Ramin Bahrani Shorts Collection
Run Time: 53 min.
Iranian-American filmmaker Ramin Bahrani was born in Winston-Salem. His films have won awards and acclaim all over the world, from Venice to Cannes. Bahrani is a recipient of a Guggenheim Fellowship and a Someone to Watch Independent Spirit Award in 2008. His films have won numerous awards: Goodbye Solo won the Critics’ Prize for best film at the Venice Film Festival (2009), and 99 Homes won Michael Shannon SAG and Golden Globe nominations in 2015.
During his 20 year career, Bahrani also wrote, produced and/or directed many short films. a/perture is pleased to present this selection of three shorts in our virtual cinema.
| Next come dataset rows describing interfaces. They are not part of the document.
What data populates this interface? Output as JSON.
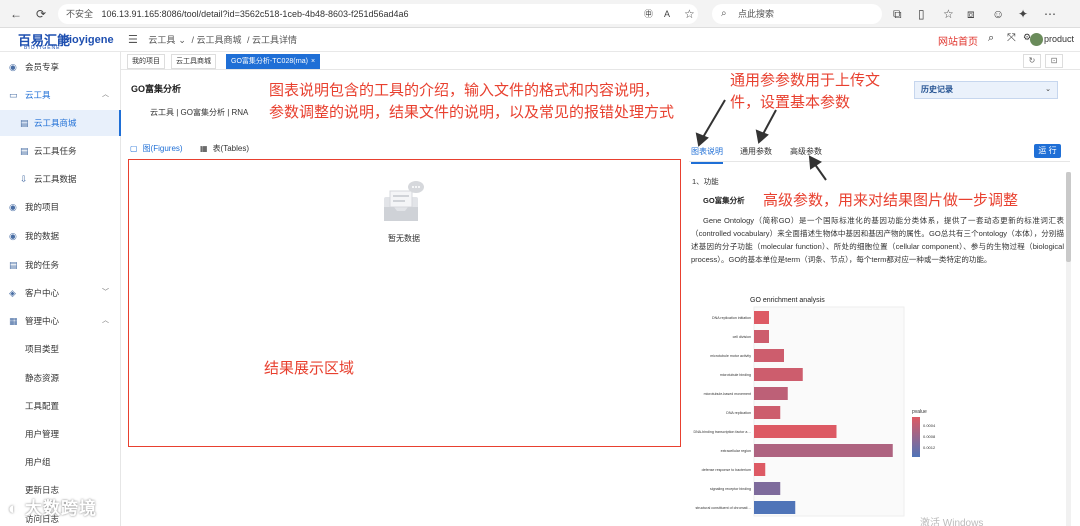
{
  "browser": {
    "insecure": "不安全",
    "url": "106.13.91.165:8086/tool/detail?id=3562c518-1ceb-4b48-8603-f251d56ad4a6",
    "search_placeholder": "点此搜索"
  },
  "app": {
    "logo_cn": "百易汇能",
    "logo_en": "Bioyigene",
    "logo_sub": "BIOYIGENE",
    "breadcrumb": [
      "云工具",
      "云工具商城",
      "云工具详情"
    ],
    "site_home": "网站首页",
    "username": "product"
  },
  "sidebar": {
    "items": [
      {
        "label": "会员专享",
        "icon": "member-icon"
      },
      {
        "label": "云工具",
        "icon": "cloud-icon"
      },
      {
        "label": "云工具商城",
        "icon": "store-icon"
      },
      {
        "label": "云工具任务",
        "icon": "task-icon"
      },
      {
        "label": "云工具数据",
        "icon": "data-icon"
      },
      {
        "label": "我的项目",
        "icon": "project-icon"
      },
      {
        "label": "我的数据",
        "icon": "mydata-icon"
      },
      {
        "label": "我的任务",
        "icon": "mytask-icon"
      },
      {
        "label": "客户中心",
        "icon": "customer-icon"
      },
      {
        "label": "管理中心",
        "icon": "admin-icon"
      },
      {
        "label": "项目类型"
      },
      {
        "label": "静态资源"
      },
      {
        "label": "工具配置"
      },
      {
        "label": "用户管理"
      },
      {
        "label": "用户组"
      },
      {
        "label": "更新日志"
      },
      {
        "label": "访问日志"
      }
    ]
  },
  "page_tabs": [
    {
      "label": "我的项目"
    },
    {
      "label": "云工具商城"
    },
    {
      "label": "GO富集分析-TC028(rna)",
      "close": "×"
    }
  ],
  "tool": {
    "title": "GO富集分析",
    "subtitle": "云工具 | GO富集分析 | RNA",
    "history": "历史记录"
  },
  "result_tabs": {
    "figures": "图(Figures)",
    "tables": "表(Tables)",
    "empty": "暂无数据"
  },
  "right_tabs": {
    "tab1": "图表说明",
    "tab2": "通用参数",
    "tab3": "高级参数",
    "run": "运 行"
  },
  "content": {
    "section1": "1、功能",
    "section2": "GO富集分析",
    "description": "Gene Ontology（简称GO）是一个国际标准化的基因功能分类体系，提供了一套动态更新的标准词汇表（controlled vocabulary）来全面描述生物体中基因和基因产物的属性。GO总共有三个ontology（本体），分别描述基因的分子功能（molecular function）、所处的细胞位置（cellular component）、参与的生物过程（biological process）。GO的基本单位是term（词条、节点），每个term都对应一种或一类特定的功能。"
  },
  "annotations": {
    "a1_line1": "图表说明包含的工具的介绍，输入文件的格式和内容说明，",
    "a1_line2": "参数调整的说明，结果文件的说明，以及常见的报错处理方式",
    "a2_line1": "通用参参数用于上传文",
    "a2_line2": "件，设置基本参数",
    "a3": "高级参数，用来对结果图片做一步调整",
    "a4": "结果展示区域"
  },
  "watermark": "大数跨境",
  "windows_activate": "激活 Windows",
  "chart_data": {
    "type": "bar",
    "title": "GO enrichment analysis",
    "categories": [
      "DNA replication initiation",
      "cell division",
      "microtubule motor activity",
      "microtubule binding",
      "microtubule-based movement",
      "DNA replication",
      "DNA-binding transcription factor activity, RNA polymerase II-specific",
      "extracellular region",
      "defense response to bacterium",
      "signaling receptor binding",
      "structural constituent of chromatin"
    ],
    "values": [
      4,
      4,
      8,
      13,
      9,
      7,
      22,
      37,
      3,
      7,
      11
    ],
    "pvalues": [
      0.0003,
      0.0004,
      0.0004,
      0.0004,
      0.0005,
      0.0004,
      0.0003,
      0.0006,
      0.0003,
      0.0009,
      0.0012
    ],
    "legend_title": "pvalue",
    "legend_ticks": [
      "0.0004",
      "0.0008",
      "0.0012"
    ],
    "color_low": "#dd5a64",
    "color_high": "#4f74b8",
    "xlim": [
      0,
      40
    ]
  }
}
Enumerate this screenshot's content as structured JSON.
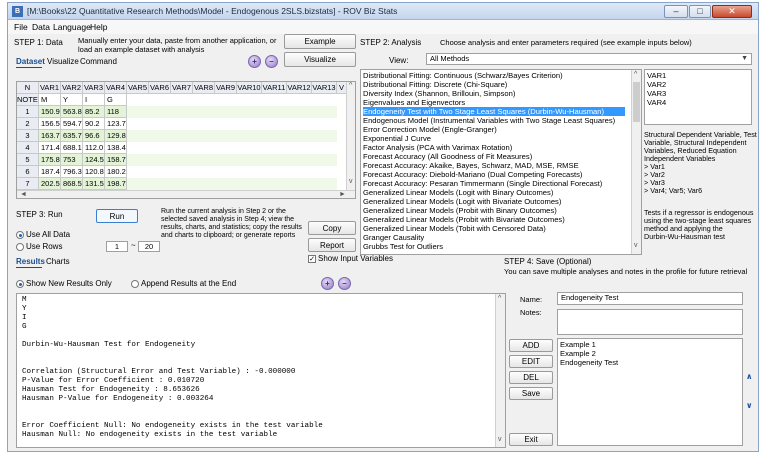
{
  "window": {
    "title": "[M:\\Books\\22 Quantitative Research Methods\\Model - Endogenous 2SLS.bizstats] - ROV Biz Stats",
    "app_icon_text": "B",
    "controls": {
      "minimize": "–",
      "maximize": "□",
      "close": "✕"
    }
  },
  "menu": [
    "File",
    "Data",
    "Language",
    "Help"
  ],
  "step1": {
    "label": "STEP 1: Data",
    "description": "Manually enter your data, paste from another application, or load an example dataset with analysis",
    "example_button": "Example",
    "visualize_button": "Visualize",
    "tabs": [
      "Dataset",
      "Visualize",
      "Command"
    ],
    "zoom_in_icon": "+",
    "zoom_out_icon": "–"
  },
  "grid": {
    "columns": [
      "N",
      "VAR1",
      "VAR2",
      "VAR3",
      "VAR4",
      "VAR5",
      "VAR6",
      "VAR7",
      "VAR8",
      "VAR9",
      "VAR10",
      "VAR11",
      "VAR12",
      "VAR13",
      "V"
    ],
    "notes_row": {
      "label": "NOTES",
      "values": [
        "M",
        "Y",
        "I",
        "G"
      ]
    },
    "rows": [
      {
        "n": "1",
        "values": [
          "150.9",
          "563.8",
          "85.2",
          "118"
        ]
      },
      {
        "n": "2",
        "values": [
          "156.5",
          "594.7",
          "90.2",
          "123.7"
        ]
      },
      {
        "n": "3",
        "values": [
          "163.7",
          "635.7",
          "96.6",
          "129.8"
        ]
      },
      {
        "n": "4",
        "values": [
          "171.4",
          "688.1",
          "112.0",
          "138.4"
        ]
      },
      {
        "n": "5",
        "values": [
          "175.8",
          "753",
          "124.5",
          "158.7"
        ]
      },
      {
        "n": "6",
        "values": [
          "187.4",
          "796.3",
          "120.8",
          "180.2"
        ]
      },
      {
        "n": "7",
        "values": [
          "202.5",
          "868.5",
          "131.5",
          "198.7"
        ]
      }
    ]
  },
  "step2": {
    "label": "STEP 2: Analysis",
    "description": "Choose analysis and enter parameters required (see example inputs below)",
    "view_label": "View:",
    "view_value": "All Methods",
    "methods": [
      "Distributional Fitting: Continuous (Schwarz/Bayes Criterion)",
      "Distributional Fitting: Discrete (Chi-Square)",
      "Diversity Index (Shannon, Brillouin, Simpson)",
      "Eigenvalues and Eigenvectors",
      "Endogeneity Test with Two Stage Least Squares (Durbin-Wu-Hausman)",
      "Endogenous Model (Instrumental Variables with Two Stage Least Squares)",
      "Error Correction Model (Engle-Granger)",
      "Exponential J Curve",
      "Factor Analysis (PCA with Varimax Rotation)",
      "Forecast Accuracy (All Goodness of Fit Measures)",
      "Forecast Accuracy: Akaike, Bayes, Schwarz, MAD, MSE, RMSE",
      "Forecast Accuracy: Diebold-Mariano (Dual Competing Forecasts)",
      "Forecast Accuracy: Pesaran Timmermann (Single Directional Forecast)",
      "Generalized Linear Models (Logit with Binary Outcomes)",
      "Generalized Linear Models (Logit with Bivariate Outcomes)",
      "Generalized Linear Models (Probit with Binary Outcomes)",
      "Generalized Linear Models (Probit with Bivariate Outcomes)",
      "Generalized Linear Models (Tobit with Censored Data)",
      "Granger Causality",
      "Grubbs Test for Outliers"
    ],
    "selected_index": 4,
    "variables": [
      "VAR1",
      "VAR2",
      "VAR3",
      "VAR4"
    ],
    "help_text": [
      "Structural Dependent Variable, Test",
      "Variable, Structural Independent",
      "Variables, Reduced Equation",
      "Independent Variables",
      ">  Var1",
      ">  Var2",
      ">  Var3",
      ">  Var4; Var5; Var6"
    ],
    "description_text": [
      "Tests if a regressor is endogenous",
      "using the two-stage least squares",
      "method and applying the",
      "Durbin-Wu-Hausman test"
    ]
  },
  "step3": {
    "label": "STEP 3: Run",
    "run_button": "Run",
    "description": "Run the current analysis in Step 2 or the selected saved analysis in Step 4; view the results, charts, and statistics; copy the results and charts to clipboard; or generate reports",
    "use_all_data": "Use All Data",
    "use_rows": "Use Rows",
    "row_from": "1",
    "row_to": "20",
    "row_separator": "~",
    "copy_button": "Copy",
    "report_button": "Report",
    "show_input_variables": "Show Input Variables",
    "show_input_checked": "✓"
  },
  "results": {
    "tabs": [
      "Results",
      "Charts"
    ],
    "show_new_only": "Show New Results Only",
    "append_at_end": "Append Results at the End",
    "lines": [
      "M",
      "Y",
      "I",
      "G",
      "",
      "Durbin-Wu-Hausman Test for Endogeneity",
      "",
      "",
      "Correlation (Structural Error and Test Variable) : -0.000000",
      "P-Value for Error Coefficient : 0.010720",
      "Hausman Test for Endogeneity : 8.653626",
      "Hausman P-Value for Endogeneity : 0.003264",
      "",
      "",
      "Error Coefficient Null: No endogeneity exists in the test variable",
      "Hausman Null: No endogeneity exists in the test variable"
    ]
  },
  "step4": {
    "label": "STEP 4: Save (Optional)",
    "description": "You can save multiple analyses and notes in the profile for future retrieval",
    "name_label": "Name:",
    "name_value": "Endogeneity Test",
    "notes_label": "Notes:",
    "add_button": "ADD",
    "edit_button": "EDIT",
    "del_button": "DEL",
    "save_button": "Save",
    "exit_button": "Exit",
    "saved_items": [
      "Example 1",
      "Example 2",
      "Endogeneity Test"
    ],
    "up_icon": "∧",
    "down_icon": "∨"
  },
  "scroll": {
    "up": "▲",
    "down": "▼",
    "left": "◄",
    "right": "►",
    "caret_up": "^",
    "caret_down": "v"
  }
}
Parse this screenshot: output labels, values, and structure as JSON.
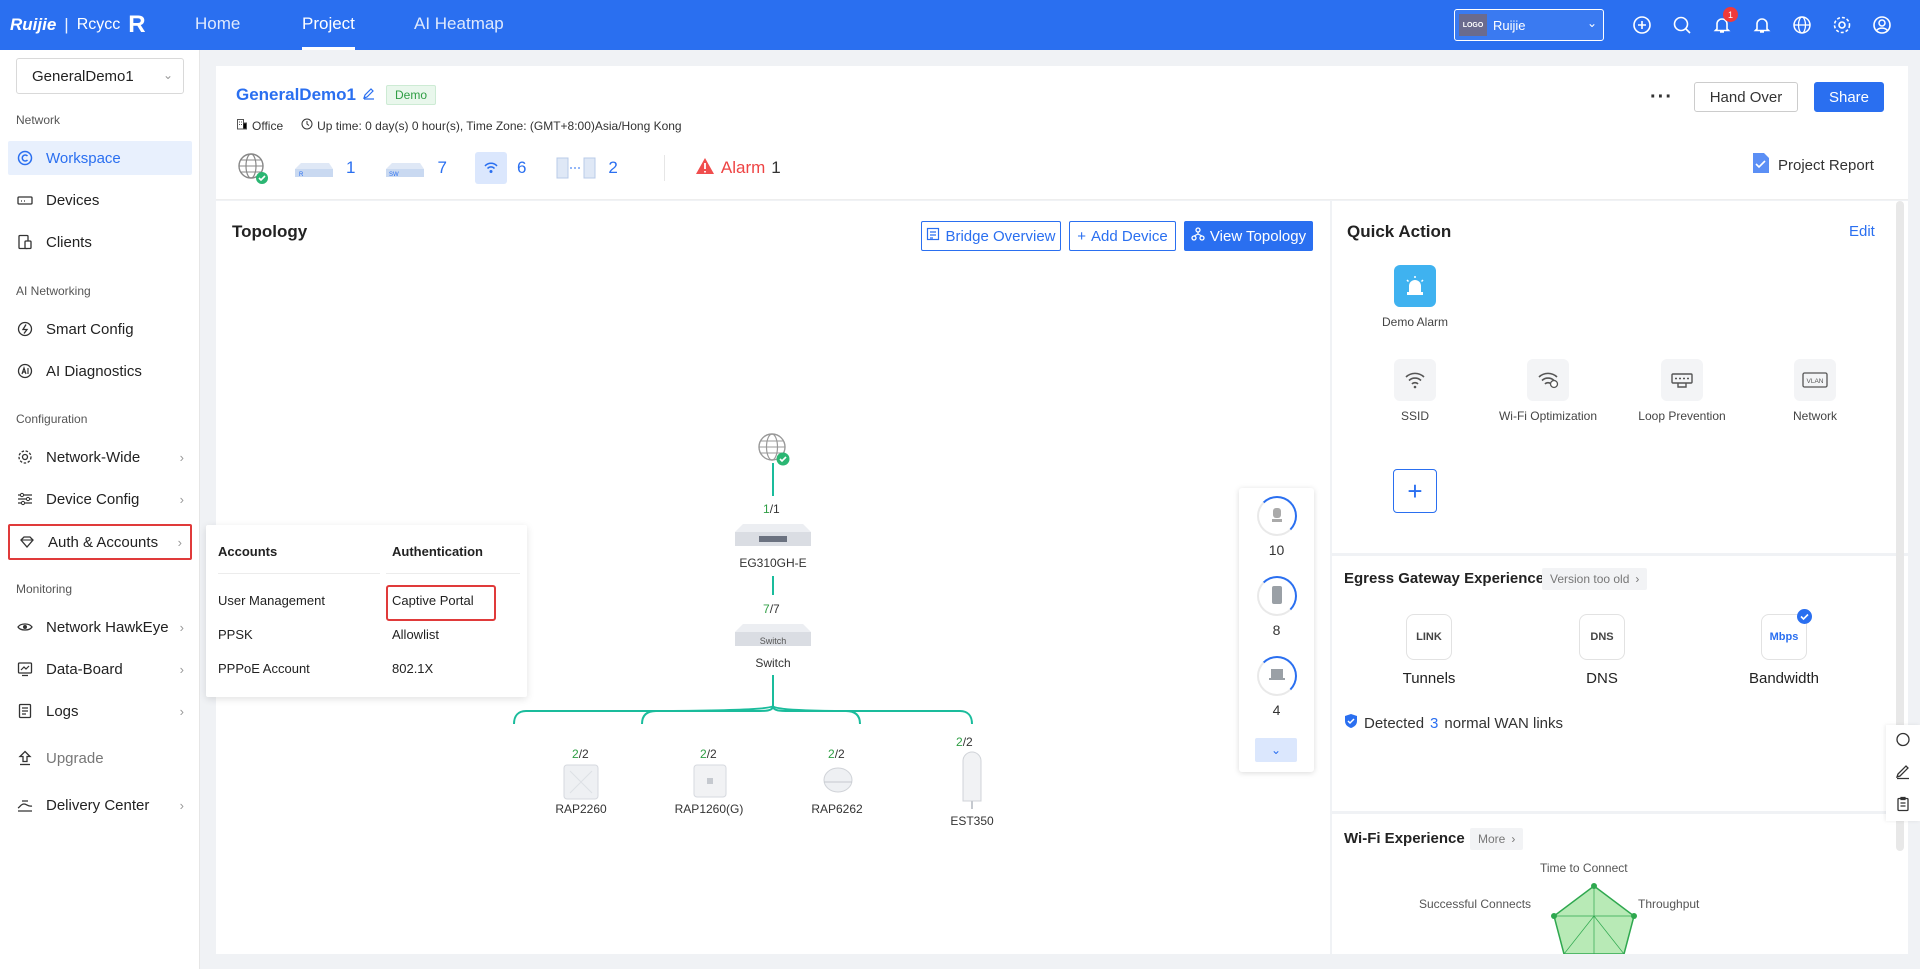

Plastic Bag (2009) – 19 mins
This short film by American director Ramin Bahrani (Goodbye Solo) traces the epic, existential journey of a plastic bag (voiced by Werner Herzog) searching for its lost maker, the woman who took it home from the store and eventually discarded it. Along the way, it encounters strange creatures, experiences love in the sky, grieves the loss of its beloved maker, and tries to grasp its purpose in the world.
In the end, the wayward plastic bag wafts its way to the ocean, into the tides, and out into the Pacific Ocean trash vortex — a promised nirvana where it will settle among its own kind and gradually let the memories of its maker slip away.
Lift You Up (2014) – 8 mins
Glyn is a volunteer egg inspector in North Carolina who died and was revived after a heart attack. Since then, his outlook on life has taken a spiritual, thoughtful bent: He waxes poetic on life, death, and the meaning of existence. “The habit of attending to small things and of appreciating small courtesies is one of the important marks of a good person,” Nelson Mandela
Blood Kin (2018) – 26 mins
In 2009, Red Oak’s community in Texas is in a state of shock due to a patricide incident. Austin Eversole, age 15 at the time, who had suffered a long period of psychological and sexual abuse in his father’s hands, is sentenced to an outrageous 40-year incarceration. Famous director Ramin Bahrani interviews the perpetrator, as well as other members of the family, avoiding easy criticism and wishful thinking. On the contrary, he contemplates in a discrete and low-key tone, allowing all the pain and suffering to slip out of quivering lips and faces.